TASK INSTRUCTIONS
Every line in the records below that holds "this" must be identified and copied.
- - -
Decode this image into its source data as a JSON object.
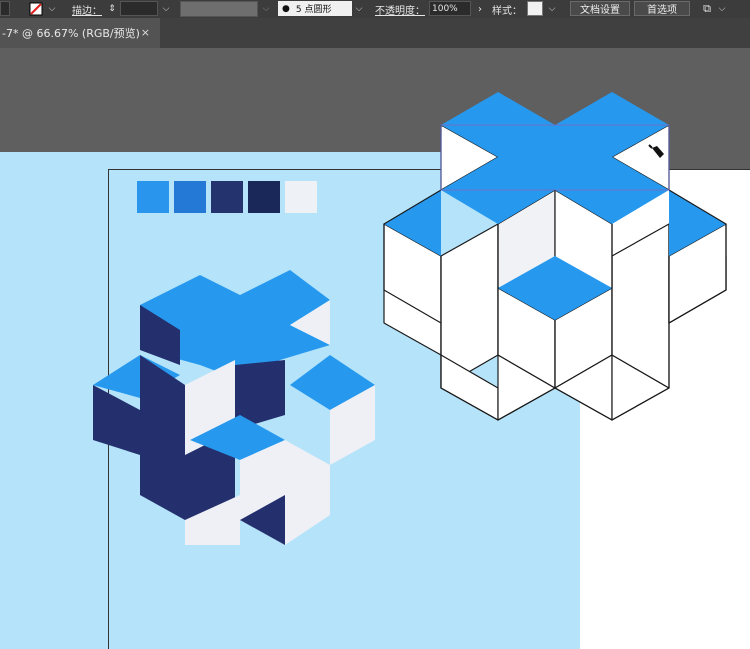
{
  "toolbar": {
    "stroke_label": "描边：",
    "brush_value": "5 点圆形",
    "opacity_label": "不透明度：",
    "opacity_value": "100%",
    "style_label": "样式：",
    "doc_setup_label": "文档设置",
    "preferences_label": "首选项"
  },
  "tab": {
    "title": "-7* @ 66.67% (RGB/预览)",
    "close_glyph": "×"
  },
  "swatches": [
    "#2a95ec",
    "#2479d6",
    "#24326e",
    "#1a2759",
    "#eef1f6"
  ],
  "colors": {
    "blue": "#2699ef",
    "navy": "#24306e",
    "light": "#eef0f6",
    "canvas_bg": "#b5e3f9"
  }
}
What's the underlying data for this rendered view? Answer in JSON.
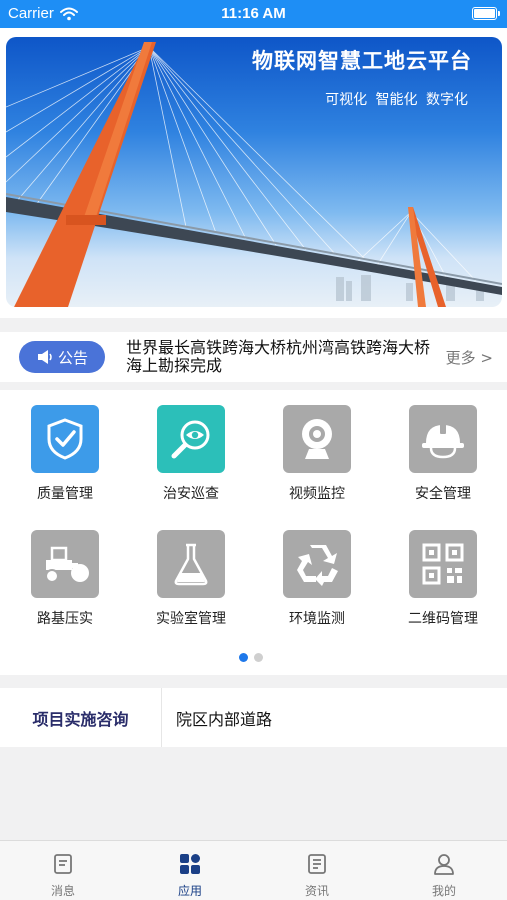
{
  "status_bar": {
    "carrier": "Carrier",
    "time": "11:16 AM"
  },
  "banner": {
    "title": "物联网智慧工地云平台",
    "subtitle": "可视化 智能化 数字化"
  },
  "notice": {
    "badge": "公告",
    "text": "世界最长高铁跨海大桥杭州湾高铁跨海大桥海上勘探完成",
    "more": "更多 >"
  },
  "apps": [
    {
      "label": "质量管理",
      "icon": "shield-check-icon",
      "color": "#3d9be9"
    },
    {
      "label": "治安巡查",
      "icon": "magnifier-eye-icon",
      "color": "#2cbfb9"
    },
    {
      "label": "视频监控",
      "icon": "webcam-icon",
      "color": "#a9a9a9"
    },
    {
      "label": "安全管理",
      "icon": "hardhat-icon",
      "color": "#a9a9a9"
    },
    {
      "label": "路基压实",
      "icon": "road-roller-icon",
      "color": "#a9a9a9"
    },
    {
      "label": "实验室管理",
      "icon": "flask-icon",
      "color": "#a9a9a9"
    },
    {
      "label": "环境监测",
      "icon": "recycle-icon",
      "color": "#a9a9a9"
    },
    {
      "label": "二维码管理",
      "icon": "qr-code-icon",
      "color": "#a9a9a9"
    }
  ],
  "pager": {
    "pages": 2,
    "active": 1
  },
  "consult": {
    "label": "项目实施咨询",
    "value": "院区内部道路"
  },
  "tabs": [
    {
      "label": "消息",
      "icon": "message-doc-icon",
      "active": false
    },
    {
      "label": "应用",
      "icon": "apps-grid-icon",
      "active": true
    },
    {
      "label": "资讯",
      "icon": "news-doc-icon",
      "active": false
    },
    {
      "label": "我的",
      "icon": "user-icon",
      "active": false
    }
  ],
  "colors": {
    "status_bar": "#1e8ef5",
    "notice_badge": "#4a73d8",
    "active_tab": "#1a3f86",
    "pager_active": "#1e78ea"
  }
}
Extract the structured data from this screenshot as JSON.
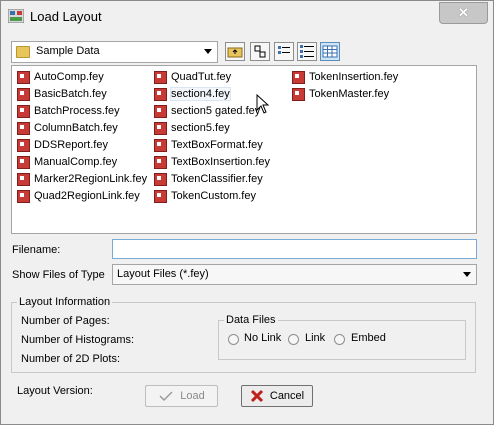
{
  "window": {
    "title": "Load Layout",
    "close_label": "✕"
  },
  "location": {
    "value": "Sample Data"
  },
  "files": [
    "AutoComp.fey",
    "BasicBatch.fey",
    "BatchProcess.fey",
    "ColumnBatch.fey",
    "DDSReport.fey",
    "ManualComp.fey",
    "Marker2RegionLink.fey",
    "Quad2RegionLink.fey",
    "QuadTut.fey",
    "section4.fey",
    "section5 gated.fey",
    "section5.fey",
    "TextBoxFormat.fey",
    "TextBoxInsertion.fey",
    "TokenClassifier.fey",
    "TokenCustom.fey",
    "TokenInsertion.fey",
    "TokenMaster.fey"
  ],
  "filename": {
    "label": "Filename:",
    "value": ""
  },
  "filetype": {
    "label": "Show Files of Type",
    "value": "Layout Files (*.fey)"
  },
  "layout_info": {
    "title": "Layout Information",
    "pages_label": "Number of Pages:",
    "histograms_label": "Number of Histograms:",
    "plots_label": "Number of 2D Plots:"
  },
  "data_files": {
    "title": "Data Files",
    "options": [
      "No Link",
      "Link",
      "Embed"
    ]
  },
  "version_label": "Layout Version:",
  "buttons": {
    "load": "Load",
    "cancel": "Cancel"
  },
  "colors": {
    "accent_border": "#7aaad6",
    "file_icon": "#c83a35",
    "cancel_x": "#c0201a",
    "load_check": "#9a9a9a"
  }
}
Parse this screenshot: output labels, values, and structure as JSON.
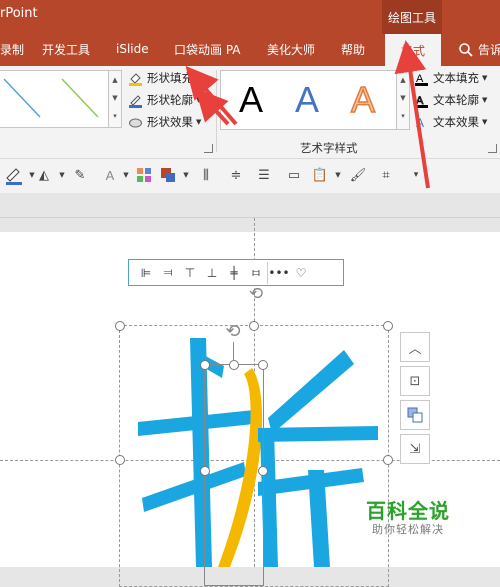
{
  "window": {
    "app_title": "rPoint",
    "tool_context": "绘图工具"
  },
  "tabs": [
    {
      "label": "录制"
    },
    {
      "label": "开发工具"
    },
    {
      "label": "iSlide"
    },
    {
      "label": "口袋动画 PA"
    },
    {
      "label": "美化大师"
    },
    {
      "label": "帮助"
    },
    {
      "label": "格式",
      "active": true
    }
  ],
  "search": {
    "label": "告诉"
  },
  "shape_styles": {
    "fill_label": "形状填充",
    "outline_label": "形状轮廓",
    "effects_label": "形状效果"
  },
  "wordart": {
    "group_label": "艺术字样式",
    "samples": [
      "A",
      "A",
      "A"
    ],
    "text_fill_label": "文本填充",
    "text_outline_label": "文本轮廓",
    "text_effects_label": "文本效果"
  },
  "watermark": {
    "title": "百科全说",
    "subtitle": "助你轻松解决"
  },
  "colors": {
    "ribbon_red": "#b7472a",
    "arrow_red": "#e8413b",
    "glyph_blue": "#1aa6e0",
    "glyph_yellow": "#f5b800",
    "watermark_green": "#29a329"
  },
  "icons": {
    "mini_toolbar": [
      "align-left-icon",
      "align-right-icon",
      "align-top-icon",
      "align-bottom-icon",
      "align-center-icon",
      "distribute-icon",
      "more-icon",
      "heart-icon"
    ],
    "side_panel": [
      "chevron-up-icon",
      "layout-options-icon",
      "arrange-icon",
      "resize-icon"
    ]
  }
}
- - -
SOLVED PROBLEM
Decode this image into its source data as a JSON object.
What's the underlying data for this rendered view? Answer in JSON.
Extract the structured data from this screenshot as JSON.
Parse this screenshot: output labels, values, and structure as JSON.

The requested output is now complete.